Chief Brown Releases information and body cam from protest
Posted by SLC Police on Thursday, July 11, 2019
SALT LAKE CITY, Utah, July 11, 2019 (Gephardt Daily) — Six hours after community activists staged a news conference blaming Salt Lake City police for the violence that occured Tuesday during a building-occupation protest of Salt Lake City’s proposed inland port, police fired back.
“Numerous times, we talked and dialogued with those protesters, asking them to leave,” SLCPD Chief Mike Brown said at a 3 p.m. Tuesday news conference. “When that was done, there was probably 40 to 60 on the sixth floor, about 80 percent of them left. After that, there were some that refused, and that’s where some of the arrests did occur.”
“Our officers were spit on, scratched, kicked, punched, and had bottles and different items thrown at them,” Brown said.
The chief then showed a video clip from an officer’s body camera that documented the wearer asking protesters to leave, and being ignored by most in the office setting. Some protesters sang and chanted as they clanged metal objects together. Others recorded video of the police. Others seemed to just avoid eye contact.
The officer wearing the body camera then told protesters they had to leave.
“Listen, there’s no reason to go to jail for this,” he said, adding that officials were “trying to be cool” and had allowed the protest to continue for 15 or 20 minutes so participants could express feelings.
The video showed that at that point, more protesters joined in the chanting, which became louder.
Brown, who said he did not see the news conference staged at 9 a.m. by protest organizers, shared numbers with reporters on the scene.
- Police were called to the scene by employees of the Chamber of Commerce, he said, and arrived at 2:17 p.m. Tuesday.
- In all, 119 body camera videos of the incident have been downloaded, Brown said.
- Seventy-five Salt Lake City Police officers responded to the scene of the protest.
- About 40 to 60 protesters were found occupying sixth floor offices. More than 100 protesters were in the lobby, and some protesters were on the roof.
- Ten arrests were made, more than the original report of eight arrests. Eight were made inside the building, and two were made outside.
- “We have six officers with documented assaults,” Brown said.
Brown already has initiated an Internal Affairs audit to review the conduct of officers, he said.

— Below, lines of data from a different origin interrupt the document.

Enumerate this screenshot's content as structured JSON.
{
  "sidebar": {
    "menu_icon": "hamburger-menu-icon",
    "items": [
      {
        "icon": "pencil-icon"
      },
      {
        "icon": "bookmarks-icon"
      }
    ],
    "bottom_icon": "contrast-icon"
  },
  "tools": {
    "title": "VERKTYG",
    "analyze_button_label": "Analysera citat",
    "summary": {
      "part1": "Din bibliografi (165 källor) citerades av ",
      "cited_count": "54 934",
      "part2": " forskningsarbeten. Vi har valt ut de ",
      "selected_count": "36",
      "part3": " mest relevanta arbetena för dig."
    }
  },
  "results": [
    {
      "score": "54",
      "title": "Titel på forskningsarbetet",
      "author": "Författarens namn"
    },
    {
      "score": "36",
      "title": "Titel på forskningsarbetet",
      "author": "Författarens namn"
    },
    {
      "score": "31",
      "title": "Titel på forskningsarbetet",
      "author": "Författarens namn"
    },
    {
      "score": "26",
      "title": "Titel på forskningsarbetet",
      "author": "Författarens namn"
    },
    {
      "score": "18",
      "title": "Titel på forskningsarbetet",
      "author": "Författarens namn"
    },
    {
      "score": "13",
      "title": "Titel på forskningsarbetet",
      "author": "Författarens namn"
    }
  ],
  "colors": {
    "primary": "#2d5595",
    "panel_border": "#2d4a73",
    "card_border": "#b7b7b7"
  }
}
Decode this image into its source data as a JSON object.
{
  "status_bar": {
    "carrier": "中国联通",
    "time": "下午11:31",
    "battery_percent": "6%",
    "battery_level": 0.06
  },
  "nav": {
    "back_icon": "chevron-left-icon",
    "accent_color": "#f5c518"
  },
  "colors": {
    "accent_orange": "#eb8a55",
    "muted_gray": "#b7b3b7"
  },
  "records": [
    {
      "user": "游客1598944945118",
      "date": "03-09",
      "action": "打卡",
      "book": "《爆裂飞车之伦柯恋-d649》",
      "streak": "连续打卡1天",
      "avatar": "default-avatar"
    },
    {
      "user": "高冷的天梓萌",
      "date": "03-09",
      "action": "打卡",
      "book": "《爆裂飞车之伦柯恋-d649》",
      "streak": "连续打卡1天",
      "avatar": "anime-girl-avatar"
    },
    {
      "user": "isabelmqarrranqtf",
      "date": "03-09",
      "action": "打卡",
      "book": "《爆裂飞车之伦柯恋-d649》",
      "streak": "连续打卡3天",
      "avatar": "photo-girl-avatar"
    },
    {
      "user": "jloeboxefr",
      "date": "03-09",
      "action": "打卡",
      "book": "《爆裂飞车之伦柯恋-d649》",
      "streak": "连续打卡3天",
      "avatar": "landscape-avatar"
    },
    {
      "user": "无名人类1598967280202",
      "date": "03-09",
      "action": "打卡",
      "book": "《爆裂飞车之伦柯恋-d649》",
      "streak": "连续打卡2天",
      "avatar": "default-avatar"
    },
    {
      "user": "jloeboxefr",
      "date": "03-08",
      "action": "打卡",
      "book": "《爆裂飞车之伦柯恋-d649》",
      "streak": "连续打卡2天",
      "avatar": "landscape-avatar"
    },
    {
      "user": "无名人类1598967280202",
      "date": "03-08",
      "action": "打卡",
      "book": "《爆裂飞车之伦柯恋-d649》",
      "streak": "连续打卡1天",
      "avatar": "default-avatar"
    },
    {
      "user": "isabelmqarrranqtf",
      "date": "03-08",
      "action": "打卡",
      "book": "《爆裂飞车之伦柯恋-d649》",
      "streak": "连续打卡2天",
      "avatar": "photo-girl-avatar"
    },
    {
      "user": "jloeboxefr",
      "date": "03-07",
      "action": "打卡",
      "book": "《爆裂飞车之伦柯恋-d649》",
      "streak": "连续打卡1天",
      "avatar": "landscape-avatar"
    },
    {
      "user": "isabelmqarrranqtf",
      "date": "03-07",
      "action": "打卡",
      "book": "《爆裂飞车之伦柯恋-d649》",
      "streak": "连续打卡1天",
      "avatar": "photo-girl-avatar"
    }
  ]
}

The Citizens Review Board will be asked to review evidence in the case.
And criminal investigations will be conducted in all cases in which assaults and destruction of property occured, Brown said.
“There’s a huge difference between public and private property, and that was private property,” he said.
Brown said his department is known for transparency, and results of the various reviews will be shared.
“There was a lot of restraint, a lot of officers asking people for voluntary compliance,” he said of the recordings he has reviewed.
Salt Lake City Police have a history of protecting peaceful protesters, Brown said.
“It’s been a hallmark of our society that we protect these rights,” he said.
Brown said that assault on officers, citizens or members of the news media would not be tolerated, nor would destruction of property.
“If you want to come to Salt Lake City and express your views, do it in a respectful, lawful manner.”
To read about protester organizers’ complaints against SLCPD officers, and the activists’ stated reason for staging the Tuesday event, click here.